You Say I Ran, I say E Ron – (A Pictorial Peek)
Banafsheh, who I like to call B, is a dear family friend, trilingual attorney, witty wordsmith, and (gratefully for me) avid shutter bug. All of the pictures in this post (unless specified otherwise) are hers that she shared with me. (Mer30 Banafsheh joon!) This first pic is of B peering into the viewfinder of a diorama — a 19th century mobile-theatre device invented in France — imported to and popularized in Iran by Mozafar od-din Shah, the then king of Iran, who came across its prototype in Paris.
This intriguing contraption of moving images — the cutting-edge technology of its time, offering the masses peeps at never-before-seen images of exotic people and lands — came to be branded as shahr ‘e farang, which literally means “City of Europe” but is more aptly (thanks to @arefadib) translated as “The Unseen World.” Anecdotal evidence has it that its entrepreneurial operators (who were called amoo shahreh farang) would set up shop on street corners and attract customers by sing-songing: “shahr, shareh farangeh; hameh chish khosh ab va rangeh …” which means: “the city is a European city, and everything there is colorful and beautiful …” People lined up.
Here’s what that early-adopter techie king looked like – photo via Wiki:
Now, this particular shahr ‘eh farang device that B can be seen charmingly peering into in the picture (above) is housed in a shiny, relatively new (circa 2007, I believe) public space in Tehran called Borj ‘eh Milad or Milad Tower.
Here are some pix of it:
Milad Tower seems to be a rather impressive space –jayeh abroomandaneh as B calls it- thoughtfully and tastefully laid out. Apparently, it is a multi-purpose compound — an international convention & trade center with a hotel, restaurant, IT park, etc. — meant for both sightseeing and commerce.
And judging by the pictures, it looks like it’s situated high enough to offer a sweeping vista of Tehran. A vista guarded under the watchful gaze of the statue of Ferdosi, beloved iconic poet, “the Homer of Iran,” the savior of the Persian language:
This place didn’t exist when I lived in Iran. Here I am, with the aid of a modern-day shahr ‘e farang, raptly peering at images of a distant homeland – at sights entirely new to me.
Looking at these pictures, I feel … I feel like Rip Van Winkle. And can I tell you something? … I’m homesick. HOMESICK. Is it alright for me to say that?
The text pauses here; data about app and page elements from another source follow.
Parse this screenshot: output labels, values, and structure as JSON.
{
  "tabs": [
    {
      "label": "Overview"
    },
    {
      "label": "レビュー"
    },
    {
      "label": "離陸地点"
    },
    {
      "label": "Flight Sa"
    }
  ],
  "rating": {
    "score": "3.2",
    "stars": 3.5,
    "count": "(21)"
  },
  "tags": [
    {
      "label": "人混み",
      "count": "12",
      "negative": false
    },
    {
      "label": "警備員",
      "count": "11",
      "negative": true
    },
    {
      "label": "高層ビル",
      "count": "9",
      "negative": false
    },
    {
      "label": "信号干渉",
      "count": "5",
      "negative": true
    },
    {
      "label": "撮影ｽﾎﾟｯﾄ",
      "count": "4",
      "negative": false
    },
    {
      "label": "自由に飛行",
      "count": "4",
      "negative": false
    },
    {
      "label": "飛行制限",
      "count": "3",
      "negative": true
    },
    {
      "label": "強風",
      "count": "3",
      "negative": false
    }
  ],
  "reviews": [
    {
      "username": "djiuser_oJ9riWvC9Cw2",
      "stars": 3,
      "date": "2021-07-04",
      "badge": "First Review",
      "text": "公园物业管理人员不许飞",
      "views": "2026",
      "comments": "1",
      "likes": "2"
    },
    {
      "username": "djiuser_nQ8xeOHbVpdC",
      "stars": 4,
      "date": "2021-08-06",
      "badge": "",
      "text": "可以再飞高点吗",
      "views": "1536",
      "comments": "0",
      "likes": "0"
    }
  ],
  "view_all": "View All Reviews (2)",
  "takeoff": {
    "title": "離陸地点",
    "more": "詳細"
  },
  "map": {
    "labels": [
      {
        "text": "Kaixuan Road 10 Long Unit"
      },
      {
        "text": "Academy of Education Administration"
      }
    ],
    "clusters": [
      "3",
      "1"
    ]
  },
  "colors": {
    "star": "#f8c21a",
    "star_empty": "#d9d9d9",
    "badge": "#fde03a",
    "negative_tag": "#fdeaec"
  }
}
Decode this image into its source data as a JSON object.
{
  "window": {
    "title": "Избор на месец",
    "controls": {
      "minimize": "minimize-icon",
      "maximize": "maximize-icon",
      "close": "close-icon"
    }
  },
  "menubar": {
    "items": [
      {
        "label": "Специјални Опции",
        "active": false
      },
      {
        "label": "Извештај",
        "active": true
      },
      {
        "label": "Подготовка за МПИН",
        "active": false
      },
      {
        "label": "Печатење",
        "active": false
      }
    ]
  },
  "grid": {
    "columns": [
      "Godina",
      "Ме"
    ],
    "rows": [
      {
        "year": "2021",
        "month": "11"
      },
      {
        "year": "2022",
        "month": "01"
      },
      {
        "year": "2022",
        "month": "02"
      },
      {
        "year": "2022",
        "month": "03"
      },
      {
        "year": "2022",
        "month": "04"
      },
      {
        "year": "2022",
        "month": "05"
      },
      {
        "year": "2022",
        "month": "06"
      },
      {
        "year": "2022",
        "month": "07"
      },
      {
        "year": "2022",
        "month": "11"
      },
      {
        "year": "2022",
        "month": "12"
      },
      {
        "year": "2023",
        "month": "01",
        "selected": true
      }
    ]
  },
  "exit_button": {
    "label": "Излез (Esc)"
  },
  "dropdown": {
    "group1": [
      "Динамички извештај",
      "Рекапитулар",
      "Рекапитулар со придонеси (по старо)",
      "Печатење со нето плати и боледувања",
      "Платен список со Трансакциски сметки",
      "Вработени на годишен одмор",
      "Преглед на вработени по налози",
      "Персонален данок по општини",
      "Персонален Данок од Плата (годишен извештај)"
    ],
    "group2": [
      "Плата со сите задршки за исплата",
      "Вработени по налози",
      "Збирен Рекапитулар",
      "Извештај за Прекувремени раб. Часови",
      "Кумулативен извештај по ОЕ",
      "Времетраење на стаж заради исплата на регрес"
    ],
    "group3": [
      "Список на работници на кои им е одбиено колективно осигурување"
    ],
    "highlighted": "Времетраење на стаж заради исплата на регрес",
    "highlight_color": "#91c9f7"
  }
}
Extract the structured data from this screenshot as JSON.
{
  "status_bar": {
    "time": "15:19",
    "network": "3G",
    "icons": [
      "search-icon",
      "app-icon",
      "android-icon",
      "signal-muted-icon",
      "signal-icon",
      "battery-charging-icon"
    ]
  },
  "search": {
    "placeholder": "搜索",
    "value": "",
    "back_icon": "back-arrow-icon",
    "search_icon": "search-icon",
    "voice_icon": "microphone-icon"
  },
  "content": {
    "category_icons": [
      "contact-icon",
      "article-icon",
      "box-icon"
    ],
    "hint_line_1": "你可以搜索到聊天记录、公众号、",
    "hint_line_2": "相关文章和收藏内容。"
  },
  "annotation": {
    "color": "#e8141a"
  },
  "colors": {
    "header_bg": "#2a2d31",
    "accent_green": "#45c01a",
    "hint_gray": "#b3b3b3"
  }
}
[If I was originally from almost any other country, I would not worry about being judged for this sentiment, and I would not ponder -as I have, at some length- about whether it is OK to express -expressly!- that I miss my home country. (I do. Deeply, profoundly.) But “Iran” is such a loaded word – with so many connotations, stereotypes, prejudices and mistrust. Some fair. Some unfair or uninformed. I almost always feel perched on or walking a tightrope up high, when talking about or hearing about Iran. This is not a carefree identity, but it is one that I care for fiercely. With uncompromising, legitimate pride. No fear or need of anyone’s permission for that. But that’s not the end of the story, because I’m a hyphenated person. The hyphen is the clasp knotting a necklace strung with seemingly incongruous beads – joining Iranian to American. Rumi to Walt Whitman. Not so incongruous, after all. The hyphen is a talisman. But a hyphenated identity is a mercurial one, its strength is its fluidity, fusion, and expansive comprehension; its flaw, the fact that it is learned not innate, and in the eyes of many, on either side of the hyphen, suspect. Maybe that’s why I’m a fan of Phillip Dick’s Blade Runner. I relate to the plight of the androids. But then again, I remember that there’s this globe, somehow balanced in the sky, in space, graced by the infinite mystery and majesty of the universe, and we’re all on it, and we’re all … just the same.]
On a less wordy more fun note, let’s end the tour of the tower with a tower of ice cream. I mean … WHOA!
Until next, off I go to dream of electric sheep.
ps. With all the talk of shahr’e farang, I’ll have to link to the fabulous Shahre Farang website. Go take a peek!